_Instructions to follow_. Every line from the one that contains "Extract the structured" to the end of the records must be restated word for word. No other line belongs in the answer.

_Data to process_.
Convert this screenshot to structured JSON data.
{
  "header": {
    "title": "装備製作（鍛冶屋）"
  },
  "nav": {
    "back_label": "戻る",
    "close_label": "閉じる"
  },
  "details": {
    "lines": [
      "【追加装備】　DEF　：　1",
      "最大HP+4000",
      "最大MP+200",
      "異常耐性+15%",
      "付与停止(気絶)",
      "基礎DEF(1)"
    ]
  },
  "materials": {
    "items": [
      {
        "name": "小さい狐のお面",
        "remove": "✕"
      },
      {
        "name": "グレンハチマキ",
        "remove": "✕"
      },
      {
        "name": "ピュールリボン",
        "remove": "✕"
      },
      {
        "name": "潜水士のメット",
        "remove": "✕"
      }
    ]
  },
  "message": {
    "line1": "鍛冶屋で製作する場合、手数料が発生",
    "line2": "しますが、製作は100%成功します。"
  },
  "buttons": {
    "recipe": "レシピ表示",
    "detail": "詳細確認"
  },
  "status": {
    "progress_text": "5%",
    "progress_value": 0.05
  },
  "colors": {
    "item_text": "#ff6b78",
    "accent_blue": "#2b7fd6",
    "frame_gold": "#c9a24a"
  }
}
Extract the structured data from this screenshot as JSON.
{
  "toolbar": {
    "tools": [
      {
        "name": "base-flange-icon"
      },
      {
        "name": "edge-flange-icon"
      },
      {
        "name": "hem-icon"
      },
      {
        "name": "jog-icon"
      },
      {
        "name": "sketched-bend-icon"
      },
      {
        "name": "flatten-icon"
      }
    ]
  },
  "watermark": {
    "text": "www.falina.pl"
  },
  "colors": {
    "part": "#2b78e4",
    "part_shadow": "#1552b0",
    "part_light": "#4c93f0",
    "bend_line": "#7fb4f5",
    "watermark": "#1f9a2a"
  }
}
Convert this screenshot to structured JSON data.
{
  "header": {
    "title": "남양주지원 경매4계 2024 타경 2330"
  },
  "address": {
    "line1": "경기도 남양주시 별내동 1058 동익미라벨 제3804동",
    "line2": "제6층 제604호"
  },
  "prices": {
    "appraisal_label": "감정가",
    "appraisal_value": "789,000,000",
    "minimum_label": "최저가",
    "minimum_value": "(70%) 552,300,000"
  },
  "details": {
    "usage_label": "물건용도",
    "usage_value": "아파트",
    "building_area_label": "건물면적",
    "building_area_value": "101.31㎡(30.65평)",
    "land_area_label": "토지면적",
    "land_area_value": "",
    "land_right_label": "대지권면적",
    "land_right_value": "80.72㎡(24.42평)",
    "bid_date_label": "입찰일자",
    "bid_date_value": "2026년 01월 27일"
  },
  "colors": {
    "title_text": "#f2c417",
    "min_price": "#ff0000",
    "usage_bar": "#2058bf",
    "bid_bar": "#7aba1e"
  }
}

_Written answer_.
Extract the structured data from this screenshot as JSON.
{
  "toolbar": {
    "tools": [
      {
        "name": "base-flange-icon"
      },
      {
        "name": "edge-flange-icon"
      },
      {
        "name": "hem-icon"
      },
      {
        "name": "jog-icon"
      },
      {
        "name": "sketched-bend-icon"
      },
      {
        "name": "flatten-icon"
      }
    ]
  },
  "watermark": {
    "text": "www.falina.pl"
  },
  "colors": {
    "part": "#2b78e4",
    "part_shadow": "#1552b0",
    "part_light": "#4c93f0",
    "bend_line": "#7fb4f5",
    "watermark": "#1f9a2a"
  }
}
Convert this screenshot to structured JSON data.
{
  "header": {
    "title": "남양주지원 경매4계 2024 타경 2330"
  },
  "address": {
    "line1": "경기도 남양주시 별내동 1058 동익미라벨 제3804동",
    "line2": "제6층 제604호"
  },
  "prices": {
    "appraisal_label": "감정가",
    "appraisal_value": "789,000,000",
    "minimum_label": "최저가",
    "minimum_value": "(70%) 552,300,000"
  },
  "details": {
    "usage_label": "물건용도",
    "usage_value": "아파트",
    "building_area_label": "건물면적",
    "building_area_value": "101.31㎡(30.65평)",
    "land_area_label": "토지면적",
    "land_area_value": "",
    "land_right_label": "대지권면적",
    "land_right_value": "80.72㎡(24.42평)",
    "bid_date_label": "입찰일자",
    "bid_date_value": "2026년 01월 27일"
  },
  "colors": {
    "title_text": "#f2c417",
    "min_price": "#ff0000",
    "usage_bar": "#2058bf",
    "bid_bar": "#7aba1e"
  }
}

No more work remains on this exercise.